Data records: Begin

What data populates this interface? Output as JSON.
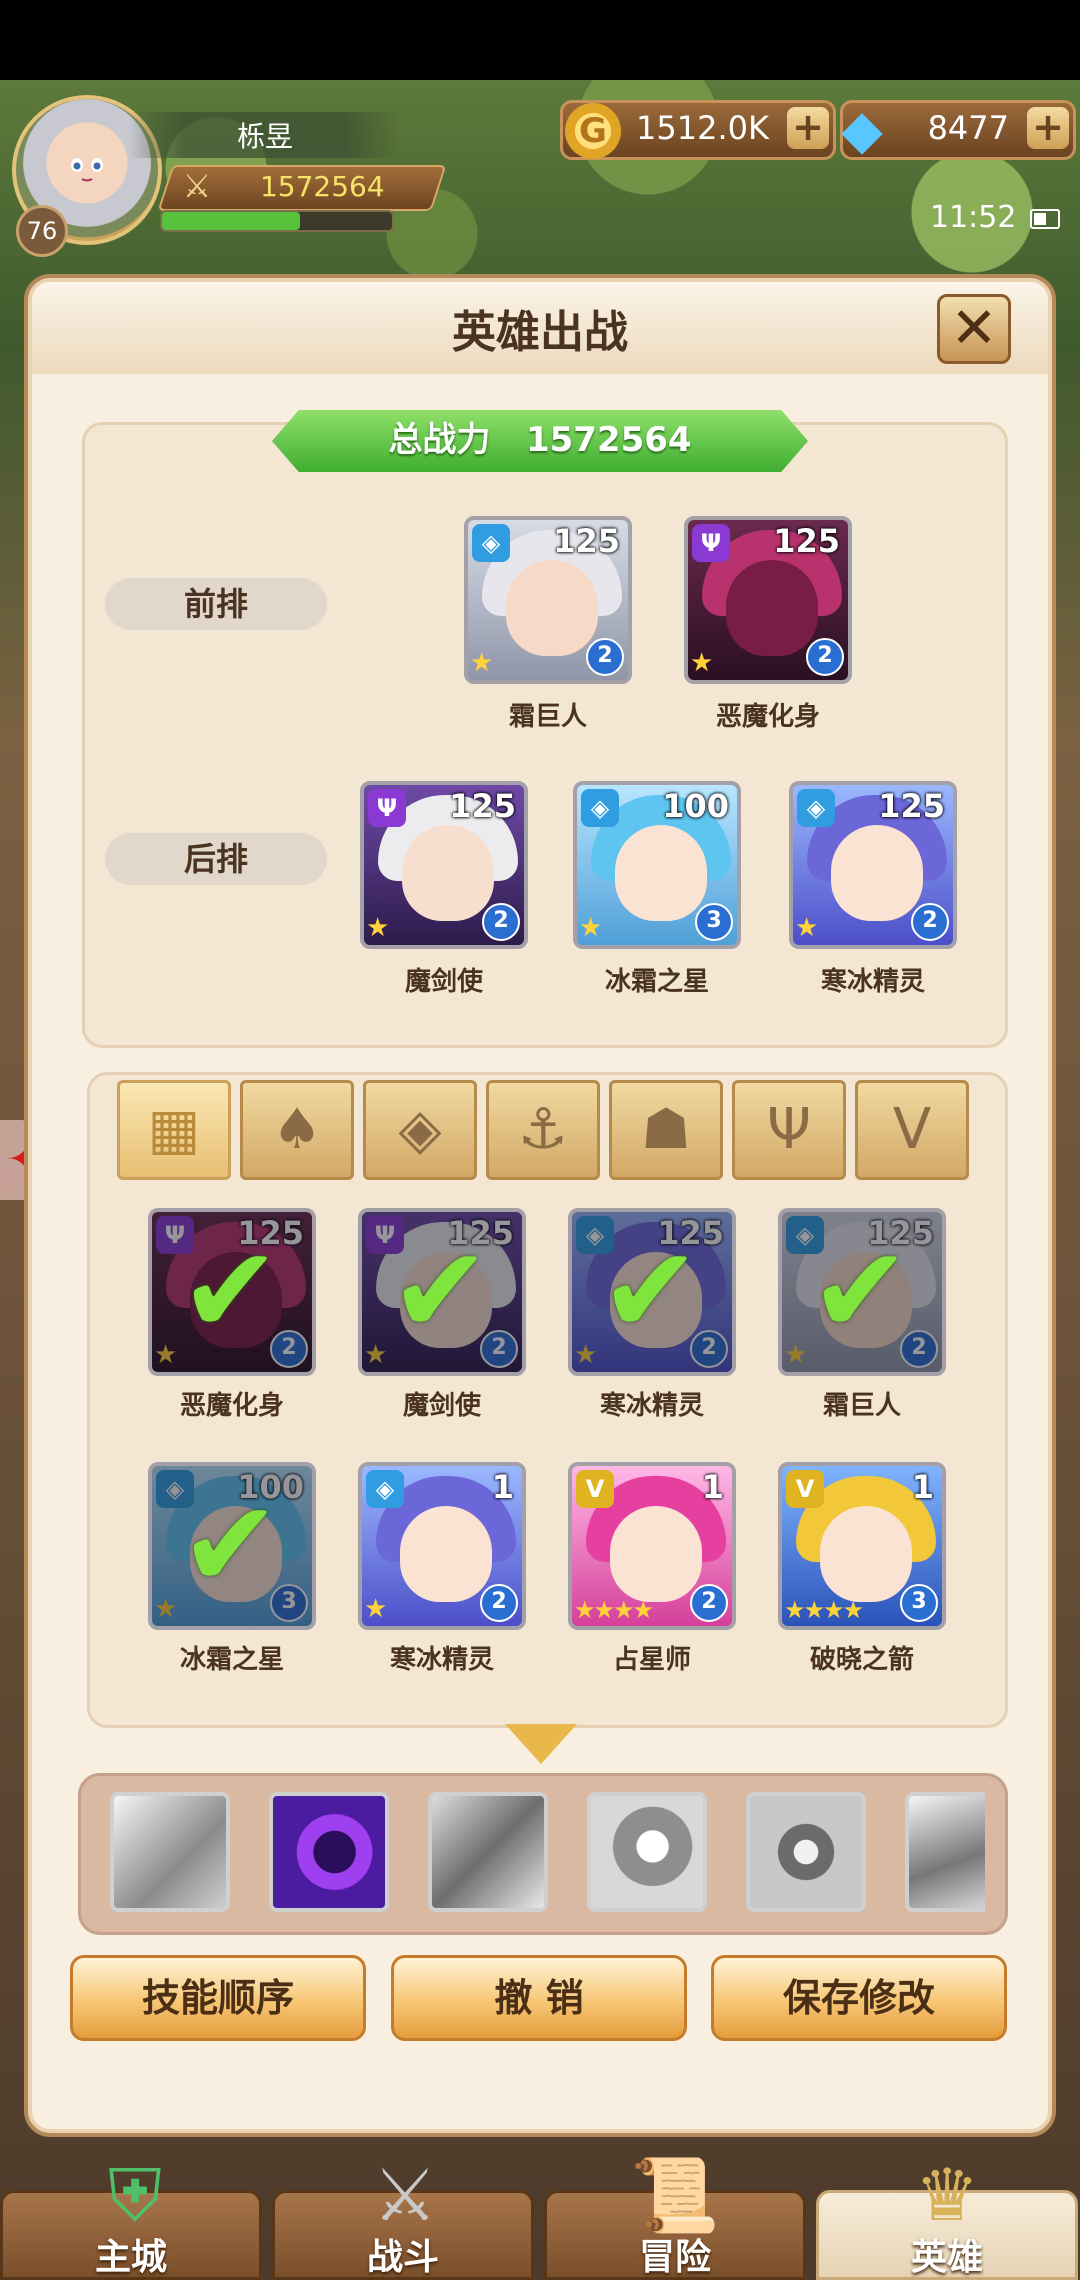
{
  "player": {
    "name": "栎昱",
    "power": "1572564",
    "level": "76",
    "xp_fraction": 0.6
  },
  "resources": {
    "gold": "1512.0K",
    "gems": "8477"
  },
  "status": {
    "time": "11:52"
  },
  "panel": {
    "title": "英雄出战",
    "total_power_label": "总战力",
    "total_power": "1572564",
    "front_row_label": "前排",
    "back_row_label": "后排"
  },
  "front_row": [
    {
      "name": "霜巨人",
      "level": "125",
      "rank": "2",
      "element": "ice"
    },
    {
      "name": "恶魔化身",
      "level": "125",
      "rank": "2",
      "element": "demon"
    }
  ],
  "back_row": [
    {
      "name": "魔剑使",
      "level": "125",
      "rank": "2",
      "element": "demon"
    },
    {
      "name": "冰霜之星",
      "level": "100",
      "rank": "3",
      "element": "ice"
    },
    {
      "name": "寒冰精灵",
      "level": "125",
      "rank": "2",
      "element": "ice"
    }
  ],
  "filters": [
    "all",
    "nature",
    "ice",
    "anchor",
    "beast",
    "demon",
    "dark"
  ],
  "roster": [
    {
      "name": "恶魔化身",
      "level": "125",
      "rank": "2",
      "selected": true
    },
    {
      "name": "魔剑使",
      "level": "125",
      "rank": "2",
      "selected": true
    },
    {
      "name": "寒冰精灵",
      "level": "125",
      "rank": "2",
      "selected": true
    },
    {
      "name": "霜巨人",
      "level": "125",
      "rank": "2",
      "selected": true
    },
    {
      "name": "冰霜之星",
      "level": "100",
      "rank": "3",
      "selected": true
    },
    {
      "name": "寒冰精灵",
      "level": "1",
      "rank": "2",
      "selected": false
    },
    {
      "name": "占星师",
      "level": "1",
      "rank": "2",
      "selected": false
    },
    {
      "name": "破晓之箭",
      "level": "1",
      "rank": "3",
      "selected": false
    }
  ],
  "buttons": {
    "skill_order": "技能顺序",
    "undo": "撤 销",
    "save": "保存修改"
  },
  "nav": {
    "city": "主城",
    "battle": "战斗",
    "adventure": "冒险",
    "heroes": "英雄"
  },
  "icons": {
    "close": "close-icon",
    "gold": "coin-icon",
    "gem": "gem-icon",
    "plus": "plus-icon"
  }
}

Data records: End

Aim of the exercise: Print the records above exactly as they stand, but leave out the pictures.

Result:
What data populates this interface? Output as JSON.
{
  "player": {
    "name": "栎昱",
    "power": "1572564",
    "level": "76",
    "xp_fraction": 0.6
  },
  "resources": {
    "gold": "1512.0K",
    "gems": "8477"
  },
  "status": {
    "time": "11:52"
  },
  "panel": {
    "title": "英雄出战",
    "total_power_label": "总战力",
    "total_power": "1572564",
    "front_row_label": "前排",
    "back_row_label": "后排"
  },
  "front_row": [
    {
      "name": "霜巨人",
      "level": "125",
      "rank": "2",
      "element": "ice"
    },
    {
      "name": "恶魔化身",
      "level": "125",
      "rank": "2",
      "element": "demon"
    }
  ],
  "back_row": [
    {
      "name": "魔剑使",
      "level": "125",
      "rank": "2",
      "element": "demon"
    },
    {
      "name": "冰霜之星",
      "level": "100",
      "rank": "3",
      "element": "ice"
    },
    {
      "name": "寒冰精灵",
      "level": "125",
      "rank": "2",
      "element": "ice"
    }
  ],
  "filters": [
    "all",
    "nature",
    "ice",
    "anchor",
    "beast",
    "demon",
    "dark"
  ],
  "roster": [
    {
      "name": "恶魔化身",
      "level": "125",
      "rank": "2",
      "selected": true
    },
    {
      "name": "魔剑使",
      "level": "125",
      "rank": "2",
      "selected": true
    },
    {
      "name": "寒冰精灵",
      "level": "125",
      "rank": "2",
      "selected": true
    },
    {
      "name": "霜巨人",
      "level": "125",
      "rank": "2",
      "selected": true
    },
    {
      "name": "冰霜之星",
      "level": "100",
      "rank": "3",
      "selected": true
    },
    {
      "name": "寒冰精灵",
      "level": "1",
      "rank": "2",
      "selected": false
    },
    {
      "name": "占星师",
      "level": "1",
      "rank": "2",
      "selected": false
    },
    {
      "name": "破晓之箭",
      "level": "1",
      "rank": "3",
      "selected": false
    }
  ],
  "buttons": {
    "skill_order": "技能顺序",
    "undo": "撤 销",
    "save": "保存修改"
  },
  "nav": {
    "city": "主城",
    "battle": "战斗",
    "adventure": "冒险",
    "heroes": "英雄"
  },
  "icons": {
    "close": "close-icon",
    "gold": "coin-icon",
    "gem": "gem-icon",
    "plus": "plus-icon"
  }
}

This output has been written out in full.